■ **Task directions**: Lines of the data that contain the word "this" are the ones to copy.

Entries taken from a collection
▬▬▬▬▬▬▬▬▬▬
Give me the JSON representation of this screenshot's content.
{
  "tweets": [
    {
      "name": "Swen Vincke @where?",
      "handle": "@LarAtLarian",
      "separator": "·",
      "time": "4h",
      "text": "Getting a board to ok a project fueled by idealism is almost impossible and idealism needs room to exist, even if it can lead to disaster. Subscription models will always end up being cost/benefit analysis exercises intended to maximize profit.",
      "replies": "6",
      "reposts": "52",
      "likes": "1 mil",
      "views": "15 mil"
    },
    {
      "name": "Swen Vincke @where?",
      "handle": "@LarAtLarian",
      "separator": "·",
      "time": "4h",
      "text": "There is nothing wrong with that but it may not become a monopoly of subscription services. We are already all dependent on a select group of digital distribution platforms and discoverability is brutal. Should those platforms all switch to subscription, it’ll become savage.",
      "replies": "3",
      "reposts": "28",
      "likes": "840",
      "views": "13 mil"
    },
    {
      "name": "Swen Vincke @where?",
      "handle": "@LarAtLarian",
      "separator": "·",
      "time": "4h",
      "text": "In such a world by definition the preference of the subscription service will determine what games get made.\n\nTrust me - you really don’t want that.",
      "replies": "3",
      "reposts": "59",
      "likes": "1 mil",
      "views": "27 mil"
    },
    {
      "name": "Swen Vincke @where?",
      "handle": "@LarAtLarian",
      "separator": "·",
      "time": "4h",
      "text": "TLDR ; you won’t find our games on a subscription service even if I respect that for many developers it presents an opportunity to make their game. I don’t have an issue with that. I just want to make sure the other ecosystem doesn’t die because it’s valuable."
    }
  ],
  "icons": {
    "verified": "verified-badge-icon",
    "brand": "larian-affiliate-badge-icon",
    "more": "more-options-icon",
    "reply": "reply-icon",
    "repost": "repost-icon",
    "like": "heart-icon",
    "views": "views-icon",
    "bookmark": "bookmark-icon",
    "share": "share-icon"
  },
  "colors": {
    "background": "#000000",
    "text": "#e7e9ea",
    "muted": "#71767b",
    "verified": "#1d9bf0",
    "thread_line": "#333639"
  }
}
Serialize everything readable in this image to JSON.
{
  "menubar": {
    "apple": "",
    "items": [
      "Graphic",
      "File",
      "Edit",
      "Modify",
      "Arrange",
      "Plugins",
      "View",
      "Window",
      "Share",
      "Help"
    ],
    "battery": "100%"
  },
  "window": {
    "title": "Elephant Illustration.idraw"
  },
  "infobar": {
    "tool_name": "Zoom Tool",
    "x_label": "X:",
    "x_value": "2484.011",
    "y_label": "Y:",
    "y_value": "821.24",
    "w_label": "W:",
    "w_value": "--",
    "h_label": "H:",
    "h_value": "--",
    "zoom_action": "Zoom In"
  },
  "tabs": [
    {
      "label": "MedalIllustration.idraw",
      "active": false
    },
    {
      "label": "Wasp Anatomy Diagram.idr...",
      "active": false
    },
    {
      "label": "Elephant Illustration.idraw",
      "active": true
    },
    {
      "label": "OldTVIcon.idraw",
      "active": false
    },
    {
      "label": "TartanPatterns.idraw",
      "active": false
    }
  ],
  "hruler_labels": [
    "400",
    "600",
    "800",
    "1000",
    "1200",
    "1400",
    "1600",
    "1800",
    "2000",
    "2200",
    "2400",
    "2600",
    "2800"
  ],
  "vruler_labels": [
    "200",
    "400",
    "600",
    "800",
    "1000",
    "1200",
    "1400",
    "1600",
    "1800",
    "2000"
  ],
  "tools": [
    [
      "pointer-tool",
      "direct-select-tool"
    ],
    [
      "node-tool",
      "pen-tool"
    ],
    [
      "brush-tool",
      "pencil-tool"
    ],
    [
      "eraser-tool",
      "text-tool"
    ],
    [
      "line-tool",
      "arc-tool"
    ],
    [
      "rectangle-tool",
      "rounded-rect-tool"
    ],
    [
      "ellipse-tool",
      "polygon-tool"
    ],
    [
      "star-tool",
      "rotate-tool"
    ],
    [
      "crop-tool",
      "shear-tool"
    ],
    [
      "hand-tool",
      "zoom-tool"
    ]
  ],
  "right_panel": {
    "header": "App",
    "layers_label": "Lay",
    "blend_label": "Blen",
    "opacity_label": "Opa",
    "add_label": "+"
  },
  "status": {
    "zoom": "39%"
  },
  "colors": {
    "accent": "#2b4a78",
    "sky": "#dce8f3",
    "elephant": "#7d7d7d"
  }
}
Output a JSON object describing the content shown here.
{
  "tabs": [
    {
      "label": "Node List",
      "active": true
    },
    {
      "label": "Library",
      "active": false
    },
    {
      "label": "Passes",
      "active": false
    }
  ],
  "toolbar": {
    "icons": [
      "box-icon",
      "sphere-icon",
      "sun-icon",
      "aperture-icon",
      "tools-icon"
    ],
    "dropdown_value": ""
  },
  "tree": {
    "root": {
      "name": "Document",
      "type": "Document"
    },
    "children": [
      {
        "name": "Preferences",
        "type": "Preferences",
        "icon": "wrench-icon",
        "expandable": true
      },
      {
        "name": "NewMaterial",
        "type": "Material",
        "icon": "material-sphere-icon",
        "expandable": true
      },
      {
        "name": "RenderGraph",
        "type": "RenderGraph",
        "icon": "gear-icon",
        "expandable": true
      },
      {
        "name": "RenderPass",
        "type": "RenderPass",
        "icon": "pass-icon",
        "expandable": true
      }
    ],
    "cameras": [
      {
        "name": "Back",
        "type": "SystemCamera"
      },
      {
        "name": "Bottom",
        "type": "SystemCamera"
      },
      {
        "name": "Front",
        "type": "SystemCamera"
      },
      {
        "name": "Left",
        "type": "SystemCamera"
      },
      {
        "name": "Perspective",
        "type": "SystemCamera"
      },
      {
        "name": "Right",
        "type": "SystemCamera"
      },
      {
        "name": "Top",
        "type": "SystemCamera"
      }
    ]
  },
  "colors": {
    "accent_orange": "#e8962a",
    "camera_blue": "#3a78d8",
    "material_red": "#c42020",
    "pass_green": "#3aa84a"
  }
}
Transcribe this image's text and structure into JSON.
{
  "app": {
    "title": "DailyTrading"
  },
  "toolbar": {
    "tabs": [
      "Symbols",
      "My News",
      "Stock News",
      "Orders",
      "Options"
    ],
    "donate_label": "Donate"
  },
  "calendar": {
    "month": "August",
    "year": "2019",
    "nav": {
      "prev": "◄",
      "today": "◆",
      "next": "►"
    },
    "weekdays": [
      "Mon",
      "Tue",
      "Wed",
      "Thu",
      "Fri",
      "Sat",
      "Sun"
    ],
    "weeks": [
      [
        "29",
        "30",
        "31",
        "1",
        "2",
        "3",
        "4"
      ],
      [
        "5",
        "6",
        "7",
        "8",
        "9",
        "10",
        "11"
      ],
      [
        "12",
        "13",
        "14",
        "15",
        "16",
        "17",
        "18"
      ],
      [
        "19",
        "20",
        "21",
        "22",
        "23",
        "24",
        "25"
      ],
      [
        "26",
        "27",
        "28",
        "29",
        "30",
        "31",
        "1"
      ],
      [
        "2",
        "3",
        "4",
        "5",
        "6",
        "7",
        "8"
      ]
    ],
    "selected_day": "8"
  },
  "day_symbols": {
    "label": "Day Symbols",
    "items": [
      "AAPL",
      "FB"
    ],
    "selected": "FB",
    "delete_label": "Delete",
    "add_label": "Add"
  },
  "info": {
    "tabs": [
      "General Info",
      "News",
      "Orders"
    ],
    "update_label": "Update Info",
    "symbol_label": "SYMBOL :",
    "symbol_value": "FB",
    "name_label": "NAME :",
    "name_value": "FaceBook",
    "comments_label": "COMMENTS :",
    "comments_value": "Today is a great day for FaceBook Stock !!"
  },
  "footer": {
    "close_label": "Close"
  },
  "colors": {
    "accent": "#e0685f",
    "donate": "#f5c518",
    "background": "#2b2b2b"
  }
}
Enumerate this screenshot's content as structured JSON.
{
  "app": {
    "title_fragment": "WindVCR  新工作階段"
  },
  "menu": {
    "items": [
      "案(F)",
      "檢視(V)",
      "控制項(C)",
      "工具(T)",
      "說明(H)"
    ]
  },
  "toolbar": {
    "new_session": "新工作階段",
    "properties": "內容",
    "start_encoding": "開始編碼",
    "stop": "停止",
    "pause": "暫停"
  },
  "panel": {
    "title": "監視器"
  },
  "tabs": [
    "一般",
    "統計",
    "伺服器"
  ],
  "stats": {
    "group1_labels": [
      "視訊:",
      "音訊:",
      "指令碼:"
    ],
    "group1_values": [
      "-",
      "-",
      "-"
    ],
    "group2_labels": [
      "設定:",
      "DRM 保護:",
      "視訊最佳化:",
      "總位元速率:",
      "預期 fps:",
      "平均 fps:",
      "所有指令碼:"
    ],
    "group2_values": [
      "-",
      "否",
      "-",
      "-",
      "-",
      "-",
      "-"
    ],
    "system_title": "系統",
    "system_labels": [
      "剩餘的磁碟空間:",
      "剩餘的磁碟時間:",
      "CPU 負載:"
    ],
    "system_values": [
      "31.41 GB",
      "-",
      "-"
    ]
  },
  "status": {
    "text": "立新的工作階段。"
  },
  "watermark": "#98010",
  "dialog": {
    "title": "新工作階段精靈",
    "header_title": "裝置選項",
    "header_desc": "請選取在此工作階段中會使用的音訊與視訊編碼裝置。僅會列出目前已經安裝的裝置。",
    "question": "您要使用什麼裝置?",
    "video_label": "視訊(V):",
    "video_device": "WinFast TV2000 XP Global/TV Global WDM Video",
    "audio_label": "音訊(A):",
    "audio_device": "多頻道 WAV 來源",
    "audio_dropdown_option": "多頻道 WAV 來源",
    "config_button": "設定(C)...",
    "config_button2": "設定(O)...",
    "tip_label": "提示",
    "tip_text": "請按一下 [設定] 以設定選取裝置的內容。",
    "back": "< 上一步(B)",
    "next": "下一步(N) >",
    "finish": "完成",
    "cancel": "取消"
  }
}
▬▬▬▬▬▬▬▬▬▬
■ **Response area**:
Give me the JSON representation of this screenshot's content.
Serialize everything readable in this image to JSON.
Transcribe this image's text and structure into JSON.
Enumerate this screenshot's content as structured JSON.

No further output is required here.